Ruth R. Faden
At the time of receiving this award, Ruth Faden was the Philip Franklin Wagley Professor of Biomedical Ethics; director, Johns Hopkins Berman Institute of Bioethics; professor, department of health policy and management, Johns Hopkins Bloomberg School of Public Health; and professor, department of medicine, Johns Hopkins School of Medicine.
Dr. Faden is the founding director of the Berman Institute, and has taught what is believed to be the first public health ethics course in the country. She is also a senior research scholar at the Kennedy Institute of Ethics at Georgetown University. She is a co-founder of the Hinxton Group, a global community committed to advancing ethical and policy challenges in stem cell science, and the Second Wave project, an effort to ensure that the health interests of pregnant women are fairly represented in biomedical research and drug and device policies.

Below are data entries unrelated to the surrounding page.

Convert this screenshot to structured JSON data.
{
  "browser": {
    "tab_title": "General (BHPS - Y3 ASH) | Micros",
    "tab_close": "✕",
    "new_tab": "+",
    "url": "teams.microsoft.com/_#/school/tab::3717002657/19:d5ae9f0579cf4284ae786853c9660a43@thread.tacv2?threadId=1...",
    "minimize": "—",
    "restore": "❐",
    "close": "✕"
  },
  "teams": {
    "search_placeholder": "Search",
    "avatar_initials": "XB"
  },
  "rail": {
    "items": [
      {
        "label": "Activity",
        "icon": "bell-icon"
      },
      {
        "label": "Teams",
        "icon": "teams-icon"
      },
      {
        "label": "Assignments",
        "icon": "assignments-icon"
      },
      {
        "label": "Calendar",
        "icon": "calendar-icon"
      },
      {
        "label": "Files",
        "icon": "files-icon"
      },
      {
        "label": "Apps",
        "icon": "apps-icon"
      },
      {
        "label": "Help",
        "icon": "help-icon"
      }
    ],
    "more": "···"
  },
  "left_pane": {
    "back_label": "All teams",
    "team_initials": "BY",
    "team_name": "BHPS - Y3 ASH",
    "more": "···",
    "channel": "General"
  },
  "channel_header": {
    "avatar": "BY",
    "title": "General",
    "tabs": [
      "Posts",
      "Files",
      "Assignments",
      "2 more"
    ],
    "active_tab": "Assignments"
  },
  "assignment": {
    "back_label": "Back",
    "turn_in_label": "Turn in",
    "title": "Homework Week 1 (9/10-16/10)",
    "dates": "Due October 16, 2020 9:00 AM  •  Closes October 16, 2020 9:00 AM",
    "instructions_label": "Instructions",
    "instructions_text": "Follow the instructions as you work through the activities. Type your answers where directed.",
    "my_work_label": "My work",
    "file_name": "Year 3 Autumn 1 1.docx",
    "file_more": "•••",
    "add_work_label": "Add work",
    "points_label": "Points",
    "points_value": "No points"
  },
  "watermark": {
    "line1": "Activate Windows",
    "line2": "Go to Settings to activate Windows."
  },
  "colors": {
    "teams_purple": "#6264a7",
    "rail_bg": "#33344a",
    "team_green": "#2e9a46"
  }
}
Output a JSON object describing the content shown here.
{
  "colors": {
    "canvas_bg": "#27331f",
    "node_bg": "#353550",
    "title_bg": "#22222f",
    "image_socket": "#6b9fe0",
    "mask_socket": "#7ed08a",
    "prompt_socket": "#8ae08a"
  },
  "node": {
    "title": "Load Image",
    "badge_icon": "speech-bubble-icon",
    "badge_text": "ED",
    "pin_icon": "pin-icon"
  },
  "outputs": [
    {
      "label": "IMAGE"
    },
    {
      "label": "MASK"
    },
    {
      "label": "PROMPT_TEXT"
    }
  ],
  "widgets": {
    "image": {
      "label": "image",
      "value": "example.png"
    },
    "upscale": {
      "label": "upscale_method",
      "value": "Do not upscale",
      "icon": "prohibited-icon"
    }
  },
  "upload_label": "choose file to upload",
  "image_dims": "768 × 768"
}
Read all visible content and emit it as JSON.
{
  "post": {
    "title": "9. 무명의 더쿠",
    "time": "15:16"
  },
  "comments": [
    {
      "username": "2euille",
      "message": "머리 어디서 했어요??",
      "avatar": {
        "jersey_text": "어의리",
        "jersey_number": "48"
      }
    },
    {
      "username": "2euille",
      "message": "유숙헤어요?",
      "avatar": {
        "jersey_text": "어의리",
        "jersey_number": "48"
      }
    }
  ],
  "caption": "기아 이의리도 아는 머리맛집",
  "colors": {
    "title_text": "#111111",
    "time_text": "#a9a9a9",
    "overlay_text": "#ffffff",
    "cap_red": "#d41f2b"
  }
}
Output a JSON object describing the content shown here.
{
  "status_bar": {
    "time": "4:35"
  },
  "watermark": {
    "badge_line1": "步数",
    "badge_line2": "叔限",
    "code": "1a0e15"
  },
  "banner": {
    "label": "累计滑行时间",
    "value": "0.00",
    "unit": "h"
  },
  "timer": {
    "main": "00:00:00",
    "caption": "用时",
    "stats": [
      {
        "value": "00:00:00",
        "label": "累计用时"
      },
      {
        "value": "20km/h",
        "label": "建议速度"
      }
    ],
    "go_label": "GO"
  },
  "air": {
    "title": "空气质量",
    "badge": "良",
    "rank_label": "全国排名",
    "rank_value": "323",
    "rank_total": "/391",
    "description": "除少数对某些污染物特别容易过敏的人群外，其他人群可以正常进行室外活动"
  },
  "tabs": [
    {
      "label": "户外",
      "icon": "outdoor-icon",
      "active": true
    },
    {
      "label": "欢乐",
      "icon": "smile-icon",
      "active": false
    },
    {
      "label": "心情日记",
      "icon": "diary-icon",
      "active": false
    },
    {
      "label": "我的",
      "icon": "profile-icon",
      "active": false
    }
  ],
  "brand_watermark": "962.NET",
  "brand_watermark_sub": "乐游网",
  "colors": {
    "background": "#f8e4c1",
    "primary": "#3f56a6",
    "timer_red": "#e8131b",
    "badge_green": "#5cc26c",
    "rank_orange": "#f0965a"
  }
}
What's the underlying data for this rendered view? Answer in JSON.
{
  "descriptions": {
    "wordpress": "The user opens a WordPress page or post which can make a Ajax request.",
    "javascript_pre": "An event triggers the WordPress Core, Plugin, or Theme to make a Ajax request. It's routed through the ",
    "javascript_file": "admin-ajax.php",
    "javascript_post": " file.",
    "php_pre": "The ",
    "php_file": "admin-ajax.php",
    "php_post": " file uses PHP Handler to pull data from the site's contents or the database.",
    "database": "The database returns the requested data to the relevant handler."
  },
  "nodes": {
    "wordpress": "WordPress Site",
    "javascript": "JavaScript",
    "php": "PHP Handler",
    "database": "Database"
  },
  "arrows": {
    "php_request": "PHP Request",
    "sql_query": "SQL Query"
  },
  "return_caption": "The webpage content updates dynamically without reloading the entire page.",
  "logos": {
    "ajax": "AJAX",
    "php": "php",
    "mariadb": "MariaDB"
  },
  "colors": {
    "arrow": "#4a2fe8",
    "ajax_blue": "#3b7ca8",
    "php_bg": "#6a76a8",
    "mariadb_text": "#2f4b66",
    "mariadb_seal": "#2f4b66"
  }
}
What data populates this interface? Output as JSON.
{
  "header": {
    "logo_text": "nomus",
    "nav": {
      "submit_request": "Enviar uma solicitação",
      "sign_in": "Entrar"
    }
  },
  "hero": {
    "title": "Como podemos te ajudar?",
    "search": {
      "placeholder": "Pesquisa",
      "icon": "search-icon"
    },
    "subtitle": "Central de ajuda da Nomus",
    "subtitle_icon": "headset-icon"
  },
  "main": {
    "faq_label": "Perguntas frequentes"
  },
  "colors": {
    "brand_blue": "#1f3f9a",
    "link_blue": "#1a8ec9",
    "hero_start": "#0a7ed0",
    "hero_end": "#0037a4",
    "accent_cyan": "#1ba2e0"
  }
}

Dr. Faden has served on numerous national advisory committees and commissions including the President’s Advisory Committee on Human Radiation Experiments, which she chaired, and which produced a comprehensive report of the experiments conducted by various US federal government agencies.
At the time of receiving this award, Dr. Faden’s research focused on questions of social justice in health policy and global health, including the national and global challenges in pandemic influenza planning and response, vaccine policy and funding, health systems design, and fair access to the benefits of global investments in biomedical research. She also worked on ethical challenges in biomedical science and women’s health.
Dr. Faden is the author, co-author, and editor of many books and articles on biomedical ethics and health policy, including Social Justice: The Moral Foundations of Public Health and Health Policy (2006); AIDS, Women and the Next Generation (1991); and HIV, AIDS and Childbearing: Public Policy, Private Lives (1996).
Dr. Faden earned graduate degrees from the University of Chicago and the University of California, Berkley. She is a member of the Institute of Medicine, and is a Fellow of both the Hastings Center and the American Psychological Association. She was the 2011 recipient of the American Society for Bioethics and Humanities Lifetime Achievement Award.
Tom L. Beauchamp
At the time of receiving this award, Tom Beauchamp was professor of philosophy and senior research scholar at the Kennedy Institute of Ethics at Georgetown University. He received graduate degrees from Yale University and The Johns Hopkins University, where he received his PhD in 1970. He then joined the faculty of the philosophy department at Georgetown University, and in the mid-1970s, accepted a joint appointment at the Kennedy Institute of Ethics at Georgetown. In 1975, he joined the staff of the National Commission for the Protection of Human Subjects of Biomedical and Behavioral Research, where he wrote the bulk of The Belmont Report (1978).
Dr. Beauchamp’s research interests include the ethics of human subjects research and animal care and use, as well as the place of universal principles and rights in biomedical ethics, methods of bioethics, Hume, the history of modern philosophy, and business ethics. At the time of receiving this award, he was conducting a study in collaboration with several other investigators, including Dr. Ruth R. Faden, which focused on the conceptual, moral, and policy dimensions of the distinction between research and treatment.
Dr. Beauchamp currently holds a National Science Foundation award to advance work in animal research ethics, together with a group of investigators headed by Hope Ferdowsian at The George Washington University. This project is centered on an analysis of the concept of vulnerability to harm, and the creation of an anatomy of potential harms from research interventions.
Another of Dr. Beauchamp’s priorities has been his participation in the development of a program in pharmaceutical ethics at the Eli Lilly Company. Lilly has been one of the first pharmaceutical companies to establish a standing bioethics committee, and Dr. Beauchamp has been involved in this initiative from its inception.
Dr. Beauchamp is the author and co-author of numerous books, including Principles of Biomedical Ethics (2008) which has become the standard book for medical ethics classes all over the world; The Human Use of Animals (2008); and Philosophical Ethics (2001). Many of his articles were republished in early 2010 under the title Standing on Principles: Collected Works (2010). Dr. Beauchamp has edited and co-edited numerous anthologies, journals, and books that span a number of distinct disciplines, including journalism and epidemiology, and he co-edited The Oxford Handbook of Animal Ethics.
Dr. Beauchamp is a 2011 recipient of the Hastings Center’s Henry Knowles Beecher Award. He was also the 2004 recipient of the American Society for Bioethics and Humanities Lifetime Achievement Award and the 2003 recipient of the Georgetown University Career Recognition Award. In 1994 Dr. Beauchamp received the McDonald-Merrill-Ketcham Memorial Award from the University of Indiana.